To investigate the effect of TaCWINV40 on wheat fertility, VIGS technology was carried out using KTM3315A plants grown in fertile environments (>24℃). The infected plants showed abnormal leaves on about 14 days, and the white spots of positive control plants BSMV: PDS indicated that the barley virus successfully infected the plants and effectively silenced PDS gene (Fig. 7A). The qRT-PCR result showed that the expression of TaCWINV40 in the anthers of BSMV: TaCWINV40 was significantly lower than that of the negative control plants BSMV: 0 (Fig. 7G), which indicated that TaCWINV40 had been silenced. Although the anthers of BSMV:TaCWINV40 plants were still cracking and pollen grains were formed (Fig. 7B), the pollen microspores stained with I2-KI and DAPI showed sterile characteristics, that is, transparent shrunken vacuoles and two round sperm nuclei.
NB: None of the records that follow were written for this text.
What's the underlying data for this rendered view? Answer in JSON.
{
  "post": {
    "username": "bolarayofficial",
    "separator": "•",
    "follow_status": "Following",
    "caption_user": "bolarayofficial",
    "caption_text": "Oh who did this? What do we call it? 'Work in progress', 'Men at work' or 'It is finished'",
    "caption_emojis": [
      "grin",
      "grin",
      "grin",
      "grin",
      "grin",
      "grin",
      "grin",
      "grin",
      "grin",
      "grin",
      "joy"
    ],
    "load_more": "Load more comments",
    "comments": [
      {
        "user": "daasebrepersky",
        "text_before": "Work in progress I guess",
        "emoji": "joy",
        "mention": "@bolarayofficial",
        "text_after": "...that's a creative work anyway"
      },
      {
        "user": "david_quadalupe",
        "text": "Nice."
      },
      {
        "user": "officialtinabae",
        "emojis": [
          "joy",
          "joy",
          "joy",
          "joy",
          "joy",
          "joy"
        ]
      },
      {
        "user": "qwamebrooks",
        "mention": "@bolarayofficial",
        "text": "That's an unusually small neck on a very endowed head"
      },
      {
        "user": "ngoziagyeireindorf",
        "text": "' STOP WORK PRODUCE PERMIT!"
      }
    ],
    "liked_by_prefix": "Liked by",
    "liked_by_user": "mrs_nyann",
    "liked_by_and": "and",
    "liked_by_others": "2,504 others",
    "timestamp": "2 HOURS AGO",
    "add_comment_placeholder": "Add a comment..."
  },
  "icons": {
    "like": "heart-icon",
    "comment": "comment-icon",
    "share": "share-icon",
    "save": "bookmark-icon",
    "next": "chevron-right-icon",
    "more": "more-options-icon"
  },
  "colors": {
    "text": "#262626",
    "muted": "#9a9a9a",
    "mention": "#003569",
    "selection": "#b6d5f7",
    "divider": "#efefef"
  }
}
On the contrary, in BSMV: 0 plants, the microspores possessed two spindle-shaped sperm nuclei, and they were all dyed into solid regular circles by I2-KI due to fulling of starch (Fig. 7C, D). In addition, the pollen tubes of BSMV: TaCWINV40 germinated extremely low, while which of BSMV: 0 almost germinated (Fig. 7E). SEM and TEM observations of trinucleate microspores support the key to further understanding BSMV: TaCWINV40, from which we observed the sparse arrangement and abnormal secretion of ubisch body, as well as the adhesion of shrinking microspores on the anther wall (Fig. 7F). In mature plants, seed setting rate of BSMV: TaCWINV40 was significantly lower than that of BSMV: 0 (Fig. 7H). once again confirmed the indispensable role of TaCWINV40 in wheat anther development and fertility determination.